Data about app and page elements
>>>>>

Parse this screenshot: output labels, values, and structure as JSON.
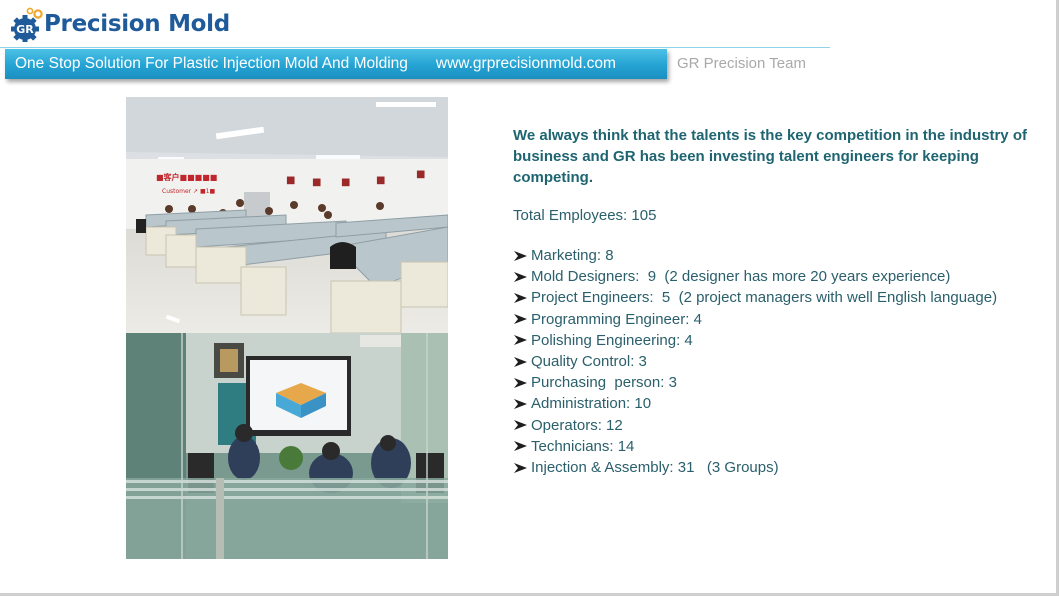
{
  "header": {
    "logo_text": "Precision Mold",
    "logo_badge": "GR",
    "slogan": "One Stop Solution For Plastic Injection Mold And Molding",
    "url": "www.grprecisionmold.com",
    "section_title": "GR Precision Team"
  },
  "colors": {
    "brand_blue": "#1f5b9b",
    "banner_blue": "#24a3d3",
    "gear_orange": "#f0a830",
    "text_teal": "#1e6571"
  },
  "photos": [
    {
      "name": "office-workspace-photo",
      "description": "Open office with engineers at desks"
    },
    {
      "name": "meeting-room-photo",
      "description": "Team meeting reviewing a mold design on a projector"
    }
  ],
  "content": {
    "intro": "We always think that the talents  is the key competition in the industry of business  and GR has  been investing  talent  engineers for keeping competing.",
    "total_label": "Total Employees: 105",
    "departments": [
      {
        "text": "Marketing: 8"
      },
      {
        "text": "Mold Designers:  9  (2 designer has more 20 years experience)"
      },
      {
        "text": "Project Engineers:  5  (2 project managers with well English language)"
      },
      {
        "text": "Programming Engineer: 4"
      },
      {
        "text": "Polishing Engineering: 4"
      },
      {
        "text": "Quality Control: 3"
      },
      {
        "text": "Purchasing  person: 3"
      },
      {
        "text": "Administration: 10"
      },
      {
        "text": "Operators: 12"
      },
      {
        "text": "Technicians: 14"
      },
      {
        "text": "Injection & Assembly: 31   (3 Groups)"
      }
    ]
  }
}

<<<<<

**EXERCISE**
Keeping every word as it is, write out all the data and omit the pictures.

**ANSWER TO THIS PROBLEM**
Parse this screenshot: output labels, values, and structure as JSON.
{
  "header": {
    "logo_text": "Precision Mold",
    "logo_badge": "GR",
    "slogan": "One Stop Solution For Plastic Injection Mold And Molding",
    "url": "www.grprecisionmold.com",
    "section_title": "GR Precision Team"
  },
  "colors": {
    "brand_blue": "#1f5b9b",
    "banner_blue": "#24a3d3",
    "gear_orange": "#f0a830",
    "text_teal": "#1e6571"
  },
  "photos": [
    {
      "name": "office-workspace-photo",
      "description": "Open office with engineers at desks"
    },
    {
      "name": "meeting-room-photo",
      "description": "Team meeting reviewing a mold design on a projector"
    }
  ],
  "content": {
    "intro": "We always think that the talents  is the key competition in the industry of business  and GR has  been investing  talent  engineers for keeping competing.",
    "total_label": "Total Employees: 105",
    "departments": [
      {
        "text": "Marketing: 8"
      },
      {
        "text": "Mold Designers:  9  (2 designer has more 20 years experience)"
      },
      {
        "text": "Project Engineers:  5  (2 project managers with well English language)"
      },
      {
        "text": "Programming Engineer: 4"
      },
      {
        "text": "Polishing Engineering: 4"
      },
      {
        "text": "Quality Control: 3"
      },
      {
        "text": "Purchasing  person: 3"
      },
      {
        "text": "Administration: 10"
      },
      {
        "text": "Operators: 12"
      },
      {
        "text": "Technicians: 14"
      },
      {
        "text": "Injection & Assembly: 31   (3 Groups)"
      }
    ]
  }
}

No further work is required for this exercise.